(1911–68), British writer, born in Middlesex; he lived in the USA and became an American citizen in 1959. Much of his work was set in the East End of London, including Night and the City (1938), which evocatively reflects this background during the pre-war period, and Fowler's End (1957), a later and more humorous account. He served in the Second World War, and in They Die with Their Boots Clean (1941) and several other works he vividly engaged with the horrors of war.
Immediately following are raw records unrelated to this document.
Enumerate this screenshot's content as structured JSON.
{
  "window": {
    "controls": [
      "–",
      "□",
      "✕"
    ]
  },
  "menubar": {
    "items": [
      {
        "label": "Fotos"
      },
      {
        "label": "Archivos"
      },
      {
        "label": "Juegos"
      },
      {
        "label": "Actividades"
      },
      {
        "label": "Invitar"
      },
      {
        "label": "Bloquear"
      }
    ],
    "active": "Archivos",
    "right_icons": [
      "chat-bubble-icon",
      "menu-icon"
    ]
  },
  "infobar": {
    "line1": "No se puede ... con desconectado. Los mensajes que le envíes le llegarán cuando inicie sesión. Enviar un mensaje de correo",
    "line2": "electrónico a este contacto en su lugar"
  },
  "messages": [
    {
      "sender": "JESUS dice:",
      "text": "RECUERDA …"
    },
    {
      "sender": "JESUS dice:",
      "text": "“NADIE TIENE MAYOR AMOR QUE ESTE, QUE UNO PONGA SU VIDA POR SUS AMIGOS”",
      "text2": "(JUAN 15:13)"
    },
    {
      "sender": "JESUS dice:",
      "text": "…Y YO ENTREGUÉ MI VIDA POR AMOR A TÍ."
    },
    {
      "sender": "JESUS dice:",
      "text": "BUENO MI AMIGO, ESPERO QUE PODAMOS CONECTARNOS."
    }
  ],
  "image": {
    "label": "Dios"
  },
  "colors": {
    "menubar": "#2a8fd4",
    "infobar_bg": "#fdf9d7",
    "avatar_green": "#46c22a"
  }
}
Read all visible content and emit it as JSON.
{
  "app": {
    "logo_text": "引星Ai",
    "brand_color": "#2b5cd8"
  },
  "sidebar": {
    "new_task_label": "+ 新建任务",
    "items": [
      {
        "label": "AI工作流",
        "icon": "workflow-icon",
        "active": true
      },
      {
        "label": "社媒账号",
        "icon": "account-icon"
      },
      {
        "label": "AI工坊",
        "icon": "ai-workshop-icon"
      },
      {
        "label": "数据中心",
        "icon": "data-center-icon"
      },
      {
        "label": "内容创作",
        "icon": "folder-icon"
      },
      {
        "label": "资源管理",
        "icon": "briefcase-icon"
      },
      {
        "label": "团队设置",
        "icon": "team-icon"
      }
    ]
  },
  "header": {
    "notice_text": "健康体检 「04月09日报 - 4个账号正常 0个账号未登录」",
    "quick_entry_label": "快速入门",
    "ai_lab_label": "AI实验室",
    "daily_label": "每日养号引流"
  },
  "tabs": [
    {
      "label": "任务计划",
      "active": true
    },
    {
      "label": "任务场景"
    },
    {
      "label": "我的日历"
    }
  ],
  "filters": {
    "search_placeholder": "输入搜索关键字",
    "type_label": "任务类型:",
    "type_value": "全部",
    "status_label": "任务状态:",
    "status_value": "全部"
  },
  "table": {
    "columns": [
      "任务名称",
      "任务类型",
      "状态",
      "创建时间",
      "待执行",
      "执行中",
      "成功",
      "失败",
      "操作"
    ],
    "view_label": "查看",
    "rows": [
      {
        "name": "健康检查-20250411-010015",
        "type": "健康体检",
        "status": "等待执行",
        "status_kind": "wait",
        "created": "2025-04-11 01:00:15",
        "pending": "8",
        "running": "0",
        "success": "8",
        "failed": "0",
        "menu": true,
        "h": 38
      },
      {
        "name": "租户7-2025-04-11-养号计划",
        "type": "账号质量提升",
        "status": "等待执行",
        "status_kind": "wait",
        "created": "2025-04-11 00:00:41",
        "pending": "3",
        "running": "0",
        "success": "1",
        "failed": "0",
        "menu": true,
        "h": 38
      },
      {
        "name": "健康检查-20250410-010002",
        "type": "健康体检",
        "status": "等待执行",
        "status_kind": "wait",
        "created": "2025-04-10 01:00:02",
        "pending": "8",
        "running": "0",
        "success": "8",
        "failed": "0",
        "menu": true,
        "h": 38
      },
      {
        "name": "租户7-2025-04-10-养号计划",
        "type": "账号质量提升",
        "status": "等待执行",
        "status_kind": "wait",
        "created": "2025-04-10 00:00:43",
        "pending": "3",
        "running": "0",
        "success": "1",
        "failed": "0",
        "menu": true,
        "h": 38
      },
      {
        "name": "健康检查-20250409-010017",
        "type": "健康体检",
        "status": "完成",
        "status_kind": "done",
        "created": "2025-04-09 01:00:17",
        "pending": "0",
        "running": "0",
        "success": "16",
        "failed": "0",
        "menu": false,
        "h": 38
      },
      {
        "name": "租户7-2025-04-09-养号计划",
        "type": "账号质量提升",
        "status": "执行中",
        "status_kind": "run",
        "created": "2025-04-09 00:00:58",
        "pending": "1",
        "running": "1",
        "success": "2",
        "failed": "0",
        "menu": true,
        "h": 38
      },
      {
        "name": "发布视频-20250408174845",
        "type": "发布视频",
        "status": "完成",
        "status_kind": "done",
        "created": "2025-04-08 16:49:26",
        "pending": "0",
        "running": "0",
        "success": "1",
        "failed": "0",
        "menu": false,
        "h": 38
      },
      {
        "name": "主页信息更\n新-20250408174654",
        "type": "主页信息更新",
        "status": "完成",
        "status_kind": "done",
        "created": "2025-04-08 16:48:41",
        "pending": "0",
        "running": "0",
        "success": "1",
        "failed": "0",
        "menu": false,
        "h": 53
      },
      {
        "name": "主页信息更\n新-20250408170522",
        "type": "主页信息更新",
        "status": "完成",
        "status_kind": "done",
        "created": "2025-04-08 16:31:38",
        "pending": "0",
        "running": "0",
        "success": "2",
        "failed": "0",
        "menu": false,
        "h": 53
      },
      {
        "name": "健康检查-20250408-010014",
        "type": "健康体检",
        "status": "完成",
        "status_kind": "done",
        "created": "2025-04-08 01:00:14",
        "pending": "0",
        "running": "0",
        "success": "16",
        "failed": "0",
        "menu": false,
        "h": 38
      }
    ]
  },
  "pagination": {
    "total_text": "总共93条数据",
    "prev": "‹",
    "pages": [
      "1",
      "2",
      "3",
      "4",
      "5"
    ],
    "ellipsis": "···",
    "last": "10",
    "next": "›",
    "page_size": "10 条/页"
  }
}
Other works include The Weak and the Strong (1945), a thriller; Prelude to a Certain Midnight (1947), a detective novel; The Great Wash (1953), science fiction; and stories collected in The Horrible Dummy (1944), The Brighton Monster (1953), and Men without Bones (1955).
From The Oxford Companion to Twentieth-Century Literature in English in Oxford Reference.
Subjects: Literary Studies (20th Century onwards).